Dr. Ford is a wildlife ecologist interested in how predator-prey interactions are shaped by human-modified landscapes. He received a B.Sc. from the University of Victoria (British Columbia), a M.Sc. from Carleton University (Ontario), and his Ph.D. from the University of British Columbia with Assistant Professor Jacob Goheen. Ford is currently a Liber Ero Postdoctoral Fellow in Conservation Science, based at the Department of Integrative Biology at the University of Guelph (Ontario). The research described in his essay sheds new light on the relationships of people, large carnivores, their herbivore prey, and plants in an East African savanna.
The mechanistic pathways of trophic interactions in human-occupied landscapes

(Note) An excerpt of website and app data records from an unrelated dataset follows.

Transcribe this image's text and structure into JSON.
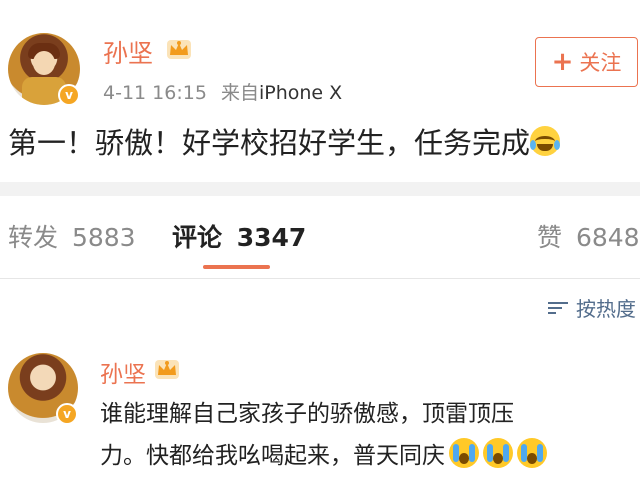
{
  "post": {
    "author": "孙坚",
    "time": "4-11 16:15",
    "source_prefix": "来自",
    "source": "iPhone X",
    "follow_label": "关注",
    "text": "第一！骄傲！好学校招好学生，任务完成",
    "emoji": "laugh-cry-emoji"
  },
  "tabs": {
    "repost_label": "转发",
    "repost_count": "5883",
    "comment_label": "评论",
    "comment_count": "3347",
    "like_label": "赞",
    "like_count": "6848"
  },
  "sort": {
    "label": "按热度"
  },
  "comment": {
    "author": "孙坚",
    "text_line1": "谁能理解自己家孩子的骄傲感，顶雷顶压",
    "text_line2": "力。快都给我吆喝起来，普天同庆",
    "emojis": [
      "crying-emoji",
      "crying-emoji",
      "crying-emoji"
    ]
  },
  "colors": {
    "accent": "#eb7350",
    "link": "#536d8c",
    "muted": "#8a8a8a",
    "badge": "#f5a623"
  }
}
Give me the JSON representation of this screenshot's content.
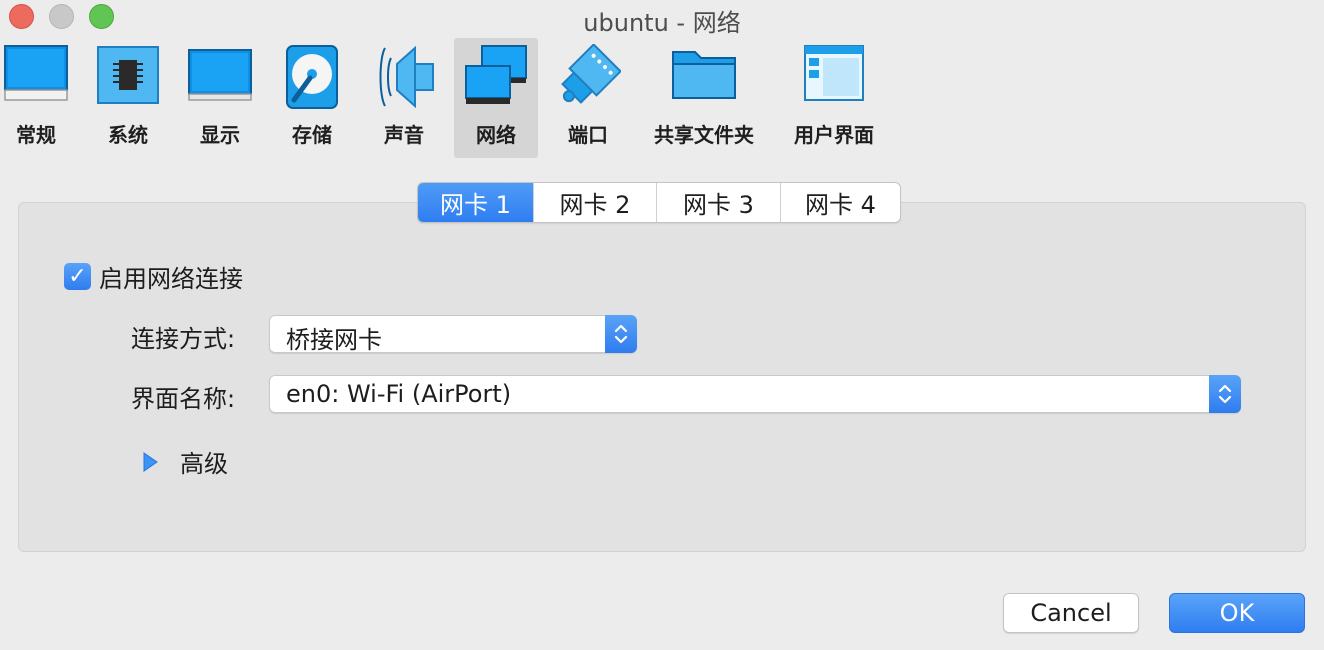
{
  "window": {
    "title": "ubuntu - 网络"
  },
  "toolbar": {
    "items": [
      {
        "label": "常规",
        "icon": "monitor-general-icon"
      },
      {
        "label": "系统",
        "icon": "chip-icon"
      },
      {
        "label": "显示",
        "icon": "display-icon"
      },
      {
        "label": "存储",
        "icon": "disk-icon"
      },
      {
        "label": "声音",
        "icon": "speaker-icon"
      },
      {
        "label": "网络",
        "icon": "network-icon",
        "active": true
      },
      {
        "label": "端口",
        "icon": "serial-port-icon"
      },
      {
        "label": "共享文件夹",
        "icon": "folder-icon"
      },
      {
        "label": "用户界面",
        "icon": "window-icon"
      }
    ]
  },
  "tabs": [
    {
      "label": "网卡 1",
      "active": true
    },
    {
      "label": "网卡 2"
    },
    {
      "label": "网卡 3"
    },
    {
      "label": "网卡 4"
    }
  ],
  "adapter": {
    "enable_label": "启用网络连接",
    "enabled": true,
    "attached_label": "连接方式:",
    "attached_value": "桥接网卡",
    "name_label": "界面名称:",
    "name_value": "en0: Wi-Fi (AirPort)",
    "advanced_label": "高级"
  },
  "buttons": {
    "cancel": "Cancel",
    "ok": "OK"
  },
  "colors": {
    "accent": "#2f7ef1",
    "panel": "#e2e2e2",
    "window": "#ececec"
  }
}
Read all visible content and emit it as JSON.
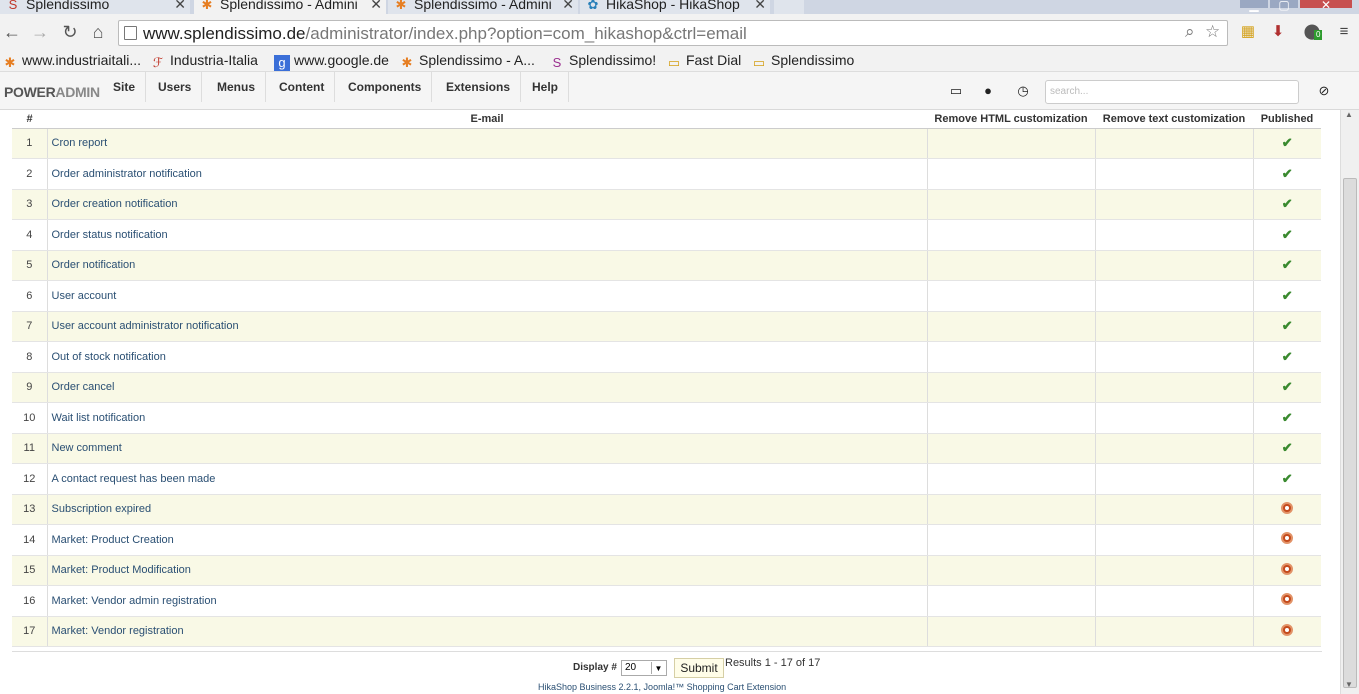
{
  "browser": {
    "tabs": [
      {
        "label": "Splendissimo",
        "icon": "splendissimo-icon"
      },
      {
        "label": "Splendissimo - Admini",
        "icon": "joomla-icon"
      },
      {
        "label": "Splendissimo - Admini",
        "icon": "joomla-icon"
      },
      {
        "label": "HikaShop - HikaShop",
        "icon": "hikashop-icon"
      }
    ],
    "url_host": "www.splendissimo.de",
    "url_path": "/administrator/index.php?option=com_hikashop&ctrl=email",
    "extension_badge": "0"
  },
  "bookmarks": [
    {
      "label": "www.industriaitali...",
      "icon": "joomla-icon"
    },
    {
      "label": "Industria-Italia",
      "icon": "industria-icon"
    },
    {
      "label": "www.google.de",
      "icon": "google-icon"
    },
    {
      "label": "Splendissimo - A...",
      "icon": "joomla-icon"
    },
    {
      "label": "Splendissimo!",
      "icon": "splendissimo-icon"
    },
    {
      "label": "Fast Dial",
      "icon": "folder-icon"
    },
    {
      "label": "Splendissimo",
      "icon": "folder-icon"
    }
  ],
  "admin": {
    "brand_bold": "POWER",
    "brand_light": "ADMIN",
    "menu": [
      "Site",
      "Users",
      "Menus",
      "Content",
      "Components",
      "Extensions",
      "Help"
    ],
    "search_placeholder": "search..."
  },
  "table": {
    "headers": [
      "#",
      "E-mail",
      "Remove HTML customization",
      "Remove text customization",
      "Published"
    ],
    "rows": [
      {
        "num": "1",
        "email": "Cron report",
        "published": true
      },
      {
        "num": "2",
        "email": "Order administrator notification",
        "published": true
      },
      {
        "num": "3",
        "email": "Order creation notification",
        "published": true
      },
      {
        "num": "4",
        "email": "Order status notification",
        "published": true
      },
      {
        "num": "5",
        "email": "Order notification",
        "published": true
      },
      {
        "num": "6",
        "email": "User account",
        "published": true
      },
      {
        "num": "7",
        "email": "User account administrator notification",
        "published": true
      },
      {
        "num": "8",
        "email": "Out of stock notification",
        "published": true
      },
      {
        "num": "9",
        "email": "Order cancel",
        "published": true
      },
      {
        "num": "10",
        "email": "Wait list notification",
        "published": true
      },
      {
        "num": "11",
        "email": "New comment",
        "published": true
      },
      {
        "num": "12",
        "email": "A contact request has been made",
        "published": true
      },
      {
        "num": "13",
        "email": "Subscription expired",
        "published": false
      },
      {
        "num": "14",
        "email": "Market: Product Creation",
        "published": false
      },
      {
        "num": "15",
        "email": "Market: Product Modification",
        "published": false
      },
      {
        "num": "16",
        "email": "Market: Vendor admin registration",
        "published": false
      },
      {
        "num": "17",
        "email": "Market: Vendor registration",
        "published": false
      }
    ]
  },
  "pager": {
    "display_label": "Display #",
    "display_value": "20",
    "submit_label": "Submit",
    "results": "Results 1 - 17 of 17",
    "footer": "HikaShop Business 2.2.1, Joomla!™ Shopping Cart Extension"
  },
  "colors": {
    "published": "#3a8a2f",
    "unpublished": "#c44a1c"
  }
}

From children’s stories to the logos of professional sports teams, images on commercial products, and the icons of conservation, few organisms capture our imagination like large carnivores. From a scientific perspective, understanding the context in which predators shape ecosystem processes is one of the most pressing endeavors in modern ecology (1). In central Kenya, large carnivores—such as leopards and globally endangered African wild dogs—prey upon antelope, which themselves limit the abundance of plants. These wildlife species vie with commercial ranchers, as well as traditional pastoralists and their livestock for limited resources (2). Together, these actors interact against a backdrop of pronounced environmental variation and the unique patchwork of trees on grassland that characterizes tropical savannas. Through my dissertation research, I combined long-term monitoring of wildlife populations, high-resolution satellite imagery, fine-scale tracking of animal movements, and a series of field experiments to quantify these interactions and their consequences for ecosystem structure.